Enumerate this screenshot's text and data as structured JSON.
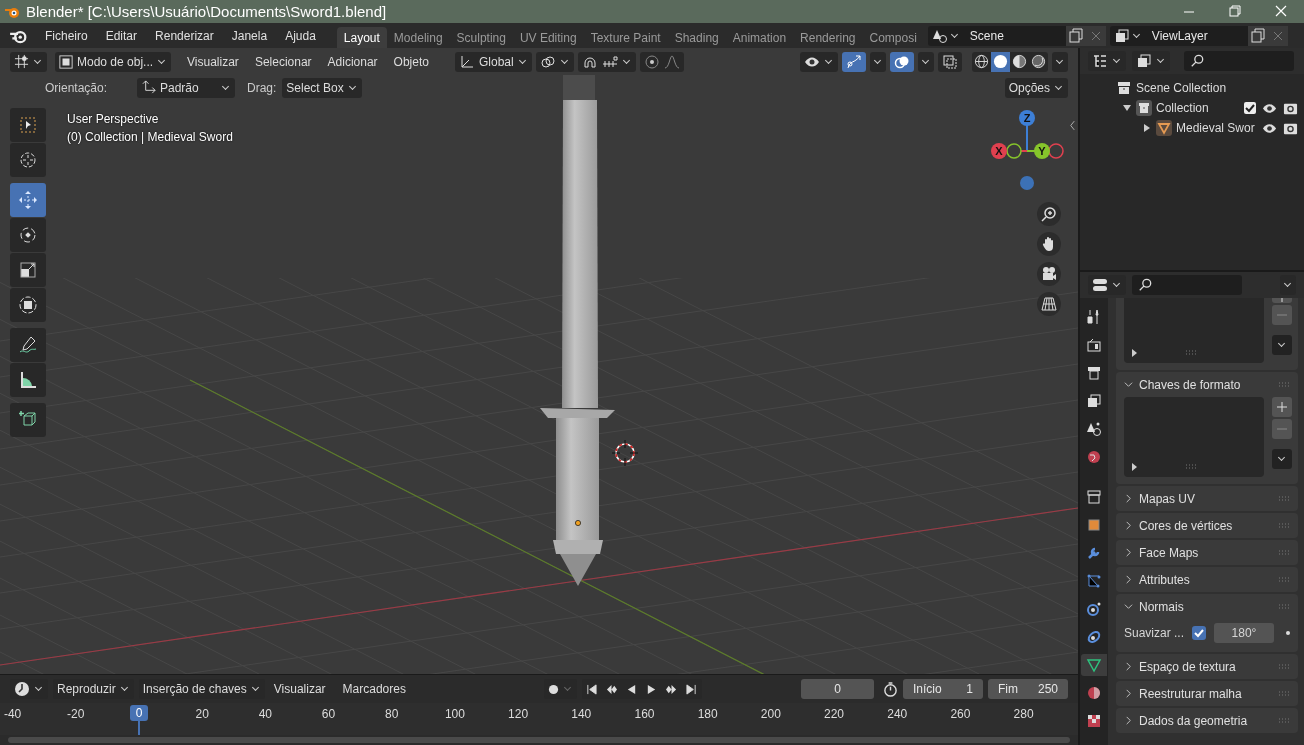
{
  "window": {
    "title": "Blender* [C:\\Users\\Usuário\\Documents\\Sword1.blend]"
  },
  "menu": [
    "Ficheiro",
    "Editar",
    "Renderizar",
    "Janela",
    "Ajuda"
  ],
  "workspaces": [
    {
      "label": "Layout",
      "selected": true
    },
    {
      "label": "Modeling",
      "selected": false
    },
    {
      "label": "Sculpting",
      "selected": false
    },
    {
      "label": "UV Editing",
      "selected": false
    },
    {
      "label": "Texture Paint",
      "selected": false
    },
    {
      "label": "Shading",
      "selected": false
    },
    {
      "label": "Animation",
      "selected": false
    },
    {
      "label": "Rendering",
      "selected": false
    },
    {
      "label": "Composi",
      "selected": false
    }
  ],
  "scene": {
    "name": "Scene"
  },
  "view_layer": {
    "name": "ViewLayer"
  },
  "viewport_header": {
    "mode": "Modo de obj...",
    "menus": [
      "Visualizar",
      "Selecionar",
      "Adicionar",
      "Objeto"
    ],
    "orientation": "Global",
    "shading": [
      {
        "kind": "wireframe",
        "selected": false
      },
      {
        "kind": "solid",
        "selected": true
      },
      {
        "kind": "material",
        "selected": false
      },
      {
        "kind": "rendered",
        "selected": false
      }
    ]
  },
  "tool_settings": {
    "orientation_label": "Orientação:",
    "orientation": "Padrão",
    "drag_label": "Drag:",
    "drag": "Select Box",
    "options": "Opções"
  },
  "viewport_info": [
    "User Perspective",
    "(0) Collection | Medieval Sword"
  ],
  "toolbar": {
    "groups": [
      {
        "tools": [
          {
            "kind": "select",
            "selected": false
          },
          {
            "kind": "cursor",
            "selected": false
          }
        ]
      },
      {
        "tools": [
          {
            "kind": "move",
            "selected": true
          },
          {
            "kind": "rotate",
            "selected": false
          },
          {
            "kind": "scale",
            "selected": false
          },
          {
            "kind": "transform",
            "selected": false
          }
        ]
      },
      {
        "tools": [
          {
            "kind": "annotate",
            "selected": false
          },
          {
            "kind": "measure",
            "selected": false
          }
        ]
      },
      {
        "tools": [
          {
            "kind": "add-cube",
            "selected": false
          }
        ]
      }
    ]
  },
  "gizmo_axes": [
    "X",
    "Y",
    "Z"
  ],
  "outliner": {
    "items": [
      {
        "label": "Scene Collection",
        "kind": "scene",
        "children": [
          {
            "label": "Collection",
            "kind": "collection",
            "expanded": true,
            "checked": true,
            "children": [
              {
                "label": "Medieval Swor",
                "kind": "mesh",
                "expanded": false
              }
            ]
          }
        ]
      }
    ]
  },
  "properties": {
    "tabs": [
      {
        "kind": "tool",
        "selected": false
      },
      {
        "kind": "render",
        "selected": false
      },
      {
        "kind": "output",
        "selected": false
      },
      {
        "kind": "view-layer",
        "selected": false
      },
      {
        "kind": "scene",
        "selected": false
      },
      {
        "kind": "world",
        "selected": false
      },
      {
        "kind": "collection",
        "selected": false
      },
      {
        "kind": "object",
        "selected": false
      },
      {
        "kind": "modifiers",
        "selected": false
      },
      {
        "kind": "particles",
        "selected": false
      },
      {
        "kind": "physics",
        "selected": false
      },
      {
        "kind": "constraints",
        "selected": false
      },
      {
        "kind": "data",
        "selected": true
      },
      {
        "kind": "material",
        "selected": false
      },
      {
        "kind": "texture",
        "selected": false
      }
    ],
    "panels": [
      {
        "kind": "list"
      },
      {
        "title": "Chaves de formato",
        "expanded": true,
        "kind": "list"
      },
      {
        "title": "Mapas UV",
        "expanded": false
      },
      {
        "title": "Cores de vértices",
        "expanded": false
      },
      {
        "title": "Face Maps",
        "expanded": false
      },
      {
        "title": "Attributes",
        "expanded": false
      },
      {
        "title": "Normais",
        "expanded": true,
        "kind": "setting",
        "setting": {
          "label": "Suavizar ...",
          "checked": true,
          "value": "180°"
        }
      },
      {
        "title": "Espaço de textura",
        "expanded": false
      },
      {
        "title": "Reestruturar malha",
        "expanded": false
      },
      {
        "title": "Dados da geometria",
        "expanded": false
      }
    ]
  },
  "timeline": {
    "menus": [
      "Reproduzir",
      "Inserção de chaves",
      "Visualizar",
      "Marcadores"
    ],
    "current_frame": "0",
    "start_label": "Início",
    "start": "1",
    "end_label": "Fim",
    "end": "250",
    "ruler": [
      {
        "label": "-40",
        "selected": false
      },
      {
        "label": "-20",
        "selected": false
      },
      {
        "label": "0",
        "selected": true
      },
      {
        "label": "20",
        "selected": false
      },
      {
        "label": "40",
        "selected": false
      },
      {
        "label": "60",
        "selected": false
      },
      {
        "label": "80",
        "selected": false
      },
      {
        "label": "100",
        "selected": false
      },
      {
        "label": "120",
        "selected": false
      },
      {
        "label": "140",
        "selected": false
      },
      {
        "label": "160",
        "selected": false
      },
      {
        "label": "180",
        "selected": false
      },
      {
        "label": "200",
        "selected": false
      },
      {
        "label": "220",
        "selected": false
      },
      {
        "label": "240",
        "selected": false
      },
      {
        "label": "260",
        "selected": false
      },
      {
        "label": "280",
        "selected": false
      }
    ]
  }
}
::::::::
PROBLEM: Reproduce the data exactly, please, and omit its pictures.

RESULT FOR THIS EXERCISE:
Enumerate this screenshot's text and data as structured JSON.
{
  "window": {
    "title": "Blender* [C:\\Users\\Usuário\\Documents\\Sword1.blend]"
  },
  "menu": [
    "Ficheiro",
    "Editar",
    "Renderizar",
    "Janela",
    "Ajuda"
  ],
  "workspaces": [
    {
      "label": "Layout",
      "selected": true
    },
    {
      "label": "Modeling",
      "selected": false
    },
    {
      "label": "Sculpting",
      "selected": false
    },
    {
      "label": "UV Editing",
      "selected": false
    },
    {
      "label": "Texture Paint",
      "selected": false
    },
    {
      "label": "Shading",
      "selected": false
    },
    {
      "label": "Animation",
      "selected": false
    },
    {
      "label": "Rendering",
      "selected": false
    },
    {
      "label": "Composi",
      "selected": false
    }
  ],
  "scene": {
    "name": "Scene"
  },
  "view_layer": {
    "name": "ViewLayer"
  },
  "viewport_header": {
    "mode": "Modo de obj...",
    "menus": [
      "Visualizar",
      "Selecionar",
      "Adicionar",
      "Objeto"
    ],
    "orientation": "Global",
    "shading": [
      {
        "kind": "wireframe",
        "selected": false
      },
      {
        "kind": "solid",
        "selected": true
      },
      {
        "kind": "material",
        "selected": false
      },
      {
        "kind": "rendered",
        "selected": false
      }
    ]
  },
  "tool_settings": {
    "orientation_label": "Orientação:",
    "orientation": "Padrão",
    "drag_label": "Drag:",
    "drag": "Select Box",
    "options": "Opções"
  },
  "viewport_info": [
    "User Perspective",
    "(0) Collection | Medieval Sword"
  ],
  "toolbar": {
    "groups": [
      {
        "tools": [
          {
            "kind": "select",
            "selected": false
          },
          {
            "kind": "cursor",
            "selected": false
          }
        ]
      },
      {
        "tools": [
          {
            "kind": "move",
            "selected": true
          },
          {
            "kind": "rotate",
            "selected": false
          },
          {
            "kind": "scale",
            "selected": false
          },
          {
            "kind": "transform",
            "selected": false
          }
        ]
      },
      {
        "tools": [
          {
            "kind": "annotate",
            "selected": false
          },
          {
            "kind": "measure",
            "selected": false
          }
        ]
      },
      {
        "tools": [
          {
            "kind": "add-cube",
            "selected": false
          }
        ]
      }
    ]
  },
  "gizmo_axes": [
    "X",
    "Y",
    "Z"
  ],
  "outliner": {
    "items": [
      {
        "label": "Scene Collection",
        "kind": "scene",
        "children": [
          {
            "label": "Collection",
            "kind": "collection",
            "expanded": true,
            "checked": true,
            "children": [
              {
                "label": "Medieval Swor",
                "kind": "mesh",
                "expanded": false
              }
            ]
          }
        ]
      }
    ]
  },
  "properties": {
    "tabs": [
      {
        "kind": "tool",
        "selected": false
      },
      {
        "kind": "render",
        "selected": false
      },
      {
        "kind": "output",
        "selected": false
      },
      {
        "kind": "view-layer",
        "selected": false
      },
      {
        "kind": "scene",
        "selected": false
      },
      {
        "kind": "world",
        "selected": false
      },
      {
        "kind": "collection",
        "selected": false
      },
      {
        "kind": "object",
        "selected": false
      },
      {
        "kind": "modifiers",
        "selected": false
      },
      {
        "kind": "particles",
        "selected": false
      },
      {
        "kind": "physics",
        "selected": false
      },
      {
        "kind": "constraints",
        "selected": false
      },
      {
        "kind": "data",
        "selected": true
      },
      {
        "kind": "material",
        "selected": false
      },
      {
        "kind": "texture",
        "selected": false
      }
    ],
    "panels": [
      {
        "kind": "list"
      },
      {
        "title": "Chaves de formato",
        "expanded": true,
        "kind": "list"
      },
      {
        "title": "Mapas UV",
        "expanded": false
      },
      {
        "title": "Cores de vértices",
        "expanded": false
      },
      {
        "title": "Face Maps",
        "expanded": false
      },
      {
        "title": "Attributes",
        "expanded": false
      },
      {
        "title": "Normais",
        "expanded": true,
        "kind": "setting",
        "setting": {
          "label": "Suavizar ...",
          "checked": true,
          "value": "180°"
        }
      },
      {
        "title": "Espaço de textura",
        "expanded": false
      },
      {
        "title": "Reestruturar malha",
        "expanded": false
      },
      {
        "title": "Dados da geometria",
        "expanded": false
      }
    ]
  },
  "timeline": {
    "menus": [
      "Reproduzir",
      "Inserção de chaves",
      "Visualizar",
      "Marcadores"
    ],
    "current_frame": "0",
    "start_label": "Início",
    "start": "1",
    "end_label": "Fim",
    "end": "250",
    "ruler": [
      {
        "label": "-40",
        "selected": false
      },
      {
        "label": "-20",
        "selected": false
      },
      {
        "label": "0",
        "selected": true
      },
      {
        "label": "20",
        "selected": false
      },
      {
        "label": "40",
        "selected": false
      },
      {
        "label": "60",
        "selected": false
      },
      {
        "label": "80",
        "selected": false
      },
      {
        "label": "100",
        "selected": false
      },
      {
        "label": "120",
        "selected": false
      },
      {
        "label": "140",
        "selected": false
      },
      {
        "label": "160",
        "selected": false
      },
      {
        "label": "180",
        "selected": false
      },
      {
        "label": "200",
        "selected": false
      },
      {
        "label": "220",
        "selected": false
      },
      {
        "label": "240",
        "selected": false
      },
      {
        "label": "260",
        "selected": false
      },
      {
        "label": "280",
        "selected": false
      }
    ]
  }
}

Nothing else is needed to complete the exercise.